It’s clear that existing anti-fraud strategies aren’t moving fast enough to tackle the problem, so NAB’s research and fraud team devised a new strategy to stop fraud before it happens. .

camera iconNAB Group Investigations and Fraud Executive says banks “are not going to win this battle” against fraudsters. NCA NewsWire / Morgan Sette credit: News Corp Australia
NAB encourages fraud. Image NAB.JPG
camera iconA new prompt warns customers when they try to act uncharacteristically. NAB credit: NCA Newswire

NAB customers conducting out-of-text transactions on the NAB Online Banking and Smartphone App can now see real-time personalized messages on their phones. Such a transaction is, for example, investing in cryptocurrencies for the first time.

“Scams often occur when people are in a hurry, tired or distracted,” Sheehan said.

Prompts contain checklists designed to allow customers to pause and confirm payments.

The bank is also assisted by BioCatch software, which can identify cues in users’ typical behavior and capture when a user’s behavior has changed.

Changes as small as a person swiping or tapping their phone can be picked up.

camera iconBanks will only send messages when a risk level is detected. NCA NewsWire / Morgan Sette credit: News Corp Australia
camera iconThe NAB fraud team receives over 2,500 calls a day from customers. NCA NewsWire / Morgan Sette credit: News Corp Australia

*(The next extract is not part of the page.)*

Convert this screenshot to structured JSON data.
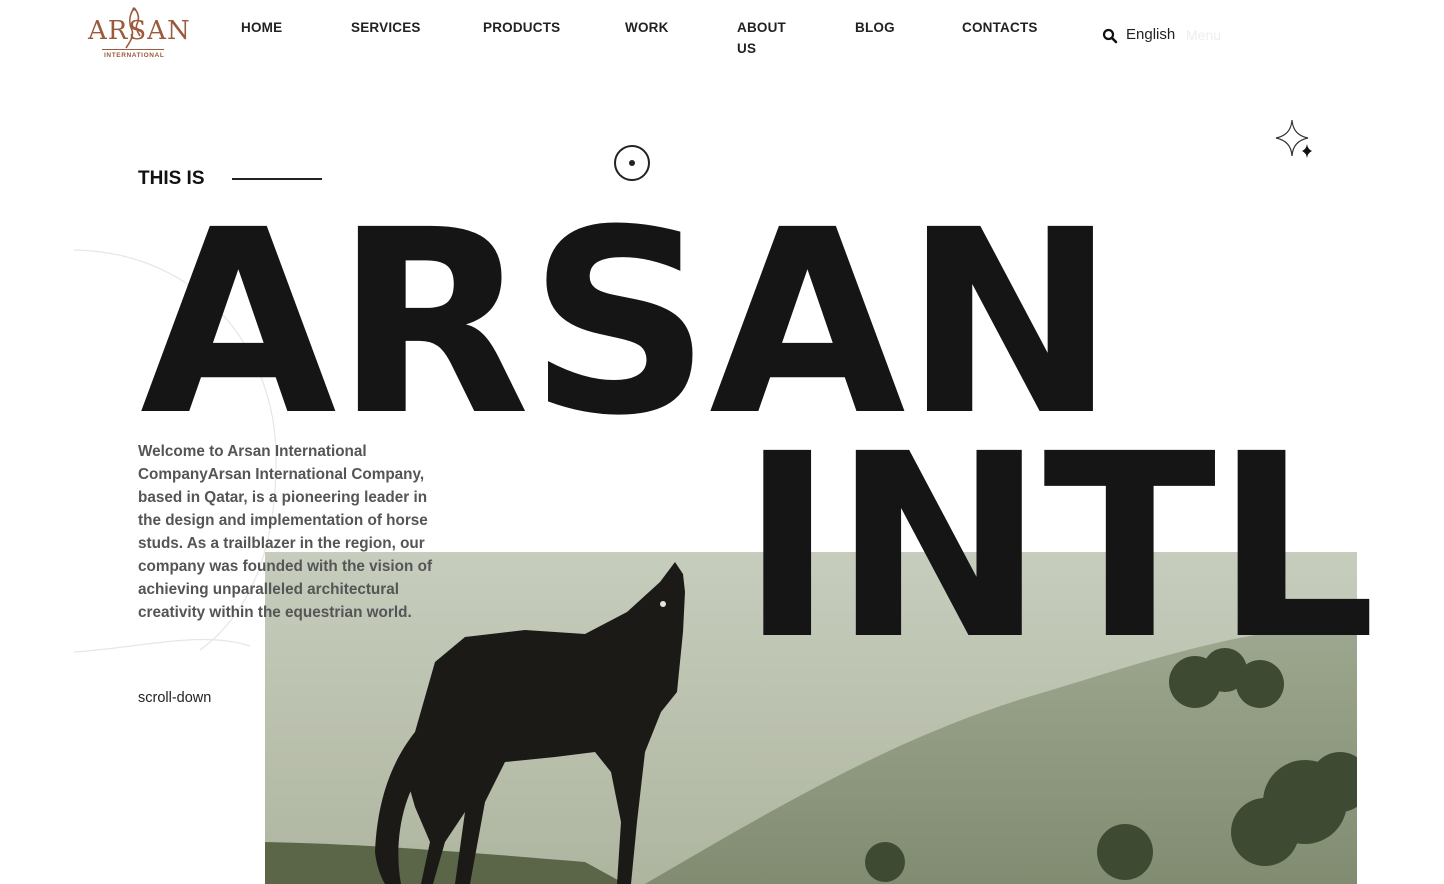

“It’s used to show whether a customer is being extorted, tricked, or someone has taken over, or attempted to steal the customer’s identity and make a payment,” Sheehan said.

Messages are only sent based on risk level, so customers only receive alerts when their bank indicates a level of concern.

The NAB Fraud Team currently receives 2580 calls per day from customers reporting fraud or fraud. This equates to 100 calls per hour.

“This is a global issue, and it’s not an exaggeration,” Sheehan said.

How to avoid scammers

“It’s happening right before our eyes and these criminal groups are stealing people’s lives multiple times a day.”

The new prompt is just one of 64 projects currently underway within banks to crack down on fraudsters.

ACMA is working to develop a national SMS registry to make it more difficult for fraudsters to spoof and spoof cell phone numbers.

“What we have to do is make it as difficult as possible for fraudsters to operate effectively in this country.

“The only way to do that is through a government-led, nationwide effort to target the problem, much like we do with skin cancer from drunk driving and sunburn.

“Numbers don’t lie. People are being duped by these scammers.”

Sheehan urged anyone who thought they had been scammed to contact their bank immediately. Bank launches new attack against scammers ‘ripping’ $100 million Australians

Exit mobile version